++++ Given records ++++

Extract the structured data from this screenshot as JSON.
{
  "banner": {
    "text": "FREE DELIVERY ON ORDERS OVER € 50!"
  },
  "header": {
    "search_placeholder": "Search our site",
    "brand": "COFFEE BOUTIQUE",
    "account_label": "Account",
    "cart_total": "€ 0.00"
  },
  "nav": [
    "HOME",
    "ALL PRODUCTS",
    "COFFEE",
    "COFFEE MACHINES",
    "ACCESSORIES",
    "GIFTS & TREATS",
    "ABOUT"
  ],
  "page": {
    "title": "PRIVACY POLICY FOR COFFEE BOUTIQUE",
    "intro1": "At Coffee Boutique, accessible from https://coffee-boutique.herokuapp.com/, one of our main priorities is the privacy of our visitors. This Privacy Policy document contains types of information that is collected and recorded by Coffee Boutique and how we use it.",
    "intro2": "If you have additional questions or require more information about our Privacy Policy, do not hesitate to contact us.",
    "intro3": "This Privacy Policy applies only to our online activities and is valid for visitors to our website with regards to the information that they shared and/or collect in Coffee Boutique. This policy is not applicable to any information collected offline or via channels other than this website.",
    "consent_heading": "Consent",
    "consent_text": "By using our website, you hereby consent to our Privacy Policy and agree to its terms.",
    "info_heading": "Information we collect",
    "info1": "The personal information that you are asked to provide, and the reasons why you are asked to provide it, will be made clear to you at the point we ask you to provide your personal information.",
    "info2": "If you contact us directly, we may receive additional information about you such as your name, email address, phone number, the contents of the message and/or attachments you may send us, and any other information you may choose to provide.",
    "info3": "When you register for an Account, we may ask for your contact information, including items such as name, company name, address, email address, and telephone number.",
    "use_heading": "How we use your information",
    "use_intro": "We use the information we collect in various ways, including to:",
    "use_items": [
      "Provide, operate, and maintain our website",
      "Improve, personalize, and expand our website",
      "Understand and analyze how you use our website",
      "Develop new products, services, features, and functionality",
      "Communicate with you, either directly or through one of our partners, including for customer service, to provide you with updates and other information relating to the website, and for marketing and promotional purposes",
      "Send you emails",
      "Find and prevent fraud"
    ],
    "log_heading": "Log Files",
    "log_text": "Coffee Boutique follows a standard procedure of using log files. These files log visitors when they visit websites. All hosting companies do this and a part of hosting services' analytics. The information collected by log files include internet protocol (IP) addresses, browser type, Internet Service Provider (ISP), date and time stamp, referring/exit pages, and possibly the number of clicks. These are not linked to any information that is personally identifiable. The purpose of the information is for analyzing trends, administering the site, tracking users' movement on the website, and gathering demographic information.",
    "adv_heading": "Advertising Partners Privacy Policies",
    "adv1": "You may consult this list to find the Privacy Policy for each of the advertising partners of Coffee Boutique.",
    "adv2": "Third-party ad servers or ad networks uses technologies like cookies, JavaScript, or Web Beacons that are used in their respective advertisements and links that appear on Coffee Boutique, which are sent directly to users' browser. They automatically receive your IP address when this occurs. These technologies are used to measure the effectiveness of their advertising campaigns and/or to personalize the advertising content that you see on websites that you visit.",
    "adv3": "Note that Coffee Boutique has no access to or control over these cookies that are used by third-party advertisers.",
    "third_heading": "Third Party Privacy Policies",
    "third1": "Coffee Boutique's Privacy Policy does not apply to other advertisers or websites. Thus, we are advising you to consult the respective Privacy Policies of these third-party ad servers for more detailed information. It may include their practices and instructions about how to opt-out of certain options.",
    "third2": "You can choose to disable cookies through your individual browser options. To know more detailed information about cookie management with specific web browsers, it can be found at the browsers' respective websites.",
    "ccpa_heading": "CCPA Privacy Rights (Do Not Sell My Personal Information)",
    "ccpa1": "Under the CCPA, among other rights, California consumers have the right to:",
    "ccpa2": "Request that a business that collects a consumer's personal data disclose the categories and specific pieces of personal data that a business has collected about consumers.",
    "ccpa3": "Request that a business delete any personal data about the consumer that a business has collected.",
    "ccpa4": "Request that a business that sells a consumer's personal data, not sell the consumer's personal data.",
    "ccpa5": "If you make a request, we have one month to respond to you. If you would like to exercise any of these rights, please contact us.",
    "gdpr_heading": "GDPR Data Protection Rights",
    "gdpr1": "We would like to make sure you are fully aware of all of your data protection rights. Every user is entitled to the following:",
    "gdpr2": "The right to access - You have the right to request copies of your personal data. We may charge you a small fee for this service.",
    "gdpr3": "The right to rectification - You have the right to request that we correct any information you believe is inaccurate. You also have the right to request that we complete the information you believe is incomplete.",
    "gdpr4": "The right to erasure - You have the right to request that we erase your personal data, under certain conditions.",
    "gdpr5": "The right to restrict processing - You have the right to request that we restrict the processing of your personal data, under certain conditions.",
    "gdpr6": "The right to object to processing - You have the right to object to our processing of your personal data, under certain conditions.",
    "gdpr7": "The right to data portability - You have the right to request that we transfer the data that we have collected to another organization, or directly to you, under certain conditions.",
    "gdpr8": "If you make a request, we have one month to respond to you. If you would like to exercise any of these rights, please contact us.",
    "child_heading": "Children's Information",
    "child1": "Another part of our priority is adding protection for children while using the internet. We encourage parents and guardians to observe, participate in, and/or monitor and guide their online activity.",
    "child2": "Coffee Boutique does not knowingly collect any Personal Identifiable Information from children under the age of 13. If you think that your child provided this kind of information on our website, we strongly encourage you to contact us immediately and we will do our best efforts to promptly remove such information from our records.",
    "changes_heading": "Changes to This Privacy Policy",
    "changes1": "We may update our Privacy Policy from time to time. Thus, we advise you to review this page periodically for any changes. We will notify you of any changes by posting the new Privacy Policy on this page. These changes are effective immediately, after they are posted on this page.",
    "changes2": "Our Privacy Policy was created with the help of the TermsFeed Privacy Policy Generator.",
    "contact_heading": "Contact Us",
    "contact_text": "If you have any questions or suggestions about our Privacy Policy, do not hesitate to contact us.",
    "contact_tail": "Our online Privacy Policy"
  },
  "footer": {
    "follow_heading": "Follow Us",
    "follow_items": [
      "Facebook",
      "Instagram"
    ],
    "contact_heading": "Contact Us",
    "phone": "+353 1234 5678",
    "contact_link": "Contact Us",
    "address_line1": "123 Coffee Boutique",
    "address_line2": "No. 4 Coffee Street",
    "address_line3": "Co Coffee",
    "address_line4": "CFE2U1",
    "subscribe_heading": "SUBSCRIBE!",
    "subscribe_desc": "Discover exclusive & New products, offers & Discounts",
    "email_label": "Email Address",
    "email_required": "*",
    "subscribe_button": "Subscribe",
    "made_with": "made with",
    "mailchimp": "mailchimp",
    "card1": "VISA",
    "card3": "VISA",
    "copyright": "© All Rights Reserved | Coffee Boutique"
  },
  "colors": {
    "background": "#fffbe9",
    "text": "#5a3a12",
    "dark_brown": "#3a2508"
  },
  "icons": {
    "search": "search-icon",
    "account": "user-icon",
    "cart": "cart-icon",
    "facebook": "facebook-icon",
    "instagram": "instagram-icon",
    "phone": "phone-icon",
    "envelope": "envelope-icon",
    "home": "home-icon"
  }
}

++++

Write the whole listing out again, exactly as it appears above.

Extract the structured data from this screenshot as JSON.
{
  "banner": {
    "text": "FREE DELIVERY ON ORDERS OVER € 50!"
  },
  "header": {
    "search_placeholder": "Search our site",
    "brand": "COFFEE BOUTIQUE",
    "account_label": "Account",
    "cart_total": "€ 0.00"
  },
  "nav": [
    "HOME",
    "ALL PRODUCTS",
    "COFFEE",
    "COFFEE MACHINES",
    "ACCESSORIES",
    "GIFTS & TREATS",
    "ABOUT"
  ],
  "page": {
    "title": "PRIVACY POLICY FOR COFFEE BOUTIQUE",
    "intro1": "At Coffee Boutique, accessible from https://coffee-boutique.herokuapp.com/, one of our main priorities is the privacy of our visitors. This Privacy Policy document contains types of information that is collected and recorded by Coffee Boutique and how we use it.",
    "intro2": "If you have additional questions or require more information about our Privacy Policy, do not hesitate to contact us.",
    "intro3": "This Privacy Policy applies only to our online activities and is valid for visitors to our website with regards to the information that they shared and/or collect in Coffee Boutique. This policy is not applicable to any information collected offline or via channels other than this website.",
    "consent_heading": "Consent",
    "consent_text": "By using our website, you hereby consent to our Privacy Policy and agree to its terms.",
    "info_heading": "Information we collect",
    "info1": "The personal information that you are asked to provide, and the reasons why you are asked to provide it, will be made clear to you at the point we ask you to provide your personal information.",
    "info2": "If you contact us directly, we may receive additional information about you such as your name, email address, phone number, the contents of the message and/or attachments you may send us, and any other information you may choose to provide.",
    "info3": "When you register for an Account, we may ask for your contact information, including items such as name, company name, address, email address, and telephone number.",
    "use_heading": "How we use your information",
    "use_intro": "We use the information we collect in various ways, including to:",
    "use_items": [
      "Provide, operate, and maintain our website",
      "Improve, personalize, and expand our website",
      "Understand and analyze how you use our website",
      "Develop new products, services, features, and functionality",
      "Communicate with you, either directly or through one of our partners, including for customer service, to provide you with updates and other information relating to the website, and for marketing and promotional purposes",
      "Send you emails",
      "Find and prevent fraud"
    ],
    "log_heading": "Log Files",
    "log_text": "Coffee Boutique follows a standard procedure of using log files. These files log visitors when they visit websites. All hosting companies do this and a part of hosting services' analytics. The information collected by log files include internet protocol (IP) addresses, browser type, Internet Service Provider (ISP), date and time stamp, referring/exit pages, and possibly the number of clicks. These are not linked to any information that is personally identifiable. The purpose of the information is for analyzing trends, administering the site, tracking users' movement on the website, and gathering demographic information.",
    "adv_heading": "Advertising Partners Privacy Policies",
    "adv1": "You may consult this list to find the Privacy Policy for each of the advertising partners of Coffee Boutique.",
    "adv2": "Third-party ad servers or ad networks uses technologies like cookies, JavaScript, or Web Beacons that are used in their respective advertisements and links that appear on Coffee Boutique, which are sent directly to users' browser. They automatically receive your IP address when this occurs. These technologies are used to measure the effectiveness of their advertising campaigns and/or to personalize the advertising content that you see on websites that you visit.",
    "adv3": "Note that Coffee Boutique has no access to or control over these cookies that are used by third-party advertisers.",
    "third_heading": "Third Party Privacy Policies",
    "third1": "Coffee Boutique's Privacy Policy does not apply to other advertisers or websites. Thus, we are advising you to consult the respective Privacy Policies of these third-party ad servers for more detailed information. It may include their practices and instructions about how to opt-out of certain options.",
    "third2": "You can choose to disable cookies through your individual browser options. To know more detailed information about cookie management with specific web browsers, it can be found at the browsers' respective websites.",
    "ccpa_heading": "CCPA Privacy Rights (Do Not Sell My Personal Information)",
    "ccpa1": "Under the CCPA, among other rights, California consumers have the right to:",
    "ccpa2": "Request that a business that collects a consumer's personal data disclose the categories and specific pieces of personal data that a business has collected about consumers.",
    "ccpa3": "Request that a business delete any personal data about the consumer that a business has collected.",
    "ccpa4": "Request that a business that sells a consumer's personal data, not sell the consumer's personal data.",
    "ccpa5": "If you make a request, we have one month to respond to you. If you would like to exercise any of these rights, please contact us.",
    "gdpr_heading": "GDPR Data Protection Rights",
    "gdpr1": "We would like to make sure you are fully aware of all of your data protection rights. Every user is entitled to the following:",
    "gdpr2": "The right to access - You have the right to request copies of your personal data. We may charge you a small fee for this service.",
    "gdpr3": "The right to rectification - You have the right to request that we correct any information you believe is inaccurate. You also have the right to request that we complete the information you believe is incomplete.",
    "gdpr4": "The right to erasure - You have the right to request that we erase your personal data, under certain conditions.",
    "gdpr5": "The right to restrict processing - You have the right to request that we restrict the processing of your personal data, under certain conditions.",
    "gdpr6": "The right to object to processing - You have the right to object to our processing of your personal data, under certain conditions.",
    "gdpr7": "The right to data portability - You have the right to request that we transfer the data that we have collected to another organization, or directly to you, under certain conditions.",
    "gdpr8": "If you make a request, we have one month to respond to you. If you would like to exercise any of these rights, please contact us.",
    "child_heading": "Children's Information",
    "child1": "Another part of our priority is adding protection for children while using the internet. We encourage parents and guardians to observe, participate in, and/or monitor and guide their online activity.",
    "child2": "Coffee Boutique does not knowingly collect any Personal Identifiable Information from children under the age of 13. If you think that your child provided this kind of information on our website, we strongly encourage you to contact us immediately and we will do our best efforts to promptly remove such information from our records.",
    "changes_heading": "Changes to This Privacy Policy",
    "changes1": "We may update our Privacy Policy from time to time. Thus, we advise you to review this page periodically for any changes. We will notify you of any changes by posting the new Privacy Policy on this page. These changes are effective immediately, after they are posted on this page.",
    "changes2": "Our Privacy Policy was created with the help of the TermsFeed Privacy Policy Generator.",
    "contact_heading": "Contact Us",
    "contact_text": "If you have any questions or suggestions about our Privacy Policy, do not hesitate to contact us.",
    "contact_tail": "Our online Privacy Policy"
  },
  "footer": {
    "follow_heading": "Follow Us",
    "follow_items": [
      "Facebook",
      "Instagram"
    ],
    "contact_heading": "Contact Us",
    "phone": "+353 1234 5678",
    "contact_link": "Contact Us",
    "address_line1": "123 Coffee Boutique",
    "address_line2": "No. 4 Coffee Street",
    "address_line3": "Co Coffee",
    "address_line4": "CFE2U1",
    "subscribe_heading": "SUBSCRIBE!",
    "subscribe_desc": "Discover exclusive & New products, offers & Discounts",
    "email_label": "Email Address",
    "email_required": "*",
    "subscribe_button": "Subscribe",
    "made_with": "made with",
    "mailchimp": "mailchimp",
    "card1": "VISA",
    "card3": "VISA",
    "copyright": "© All Rights Reserved | Coffee Boutique"
  },
  "colors": {
    "background": "#fffbe9",
    "text": "#5a3a12",
    "dark_brown": "#3a2508"
  },
  "icons": {
    "search": "search-icon",
    "account": "user-icon",
    "cart": "cart-icon",
    "facebook": "facebook-icon",
    "instagram": "instagram-icon",
    "phone": "phone-icon",
    "envelope": "envelope-icon",
    "home": "home-icon"
  }
}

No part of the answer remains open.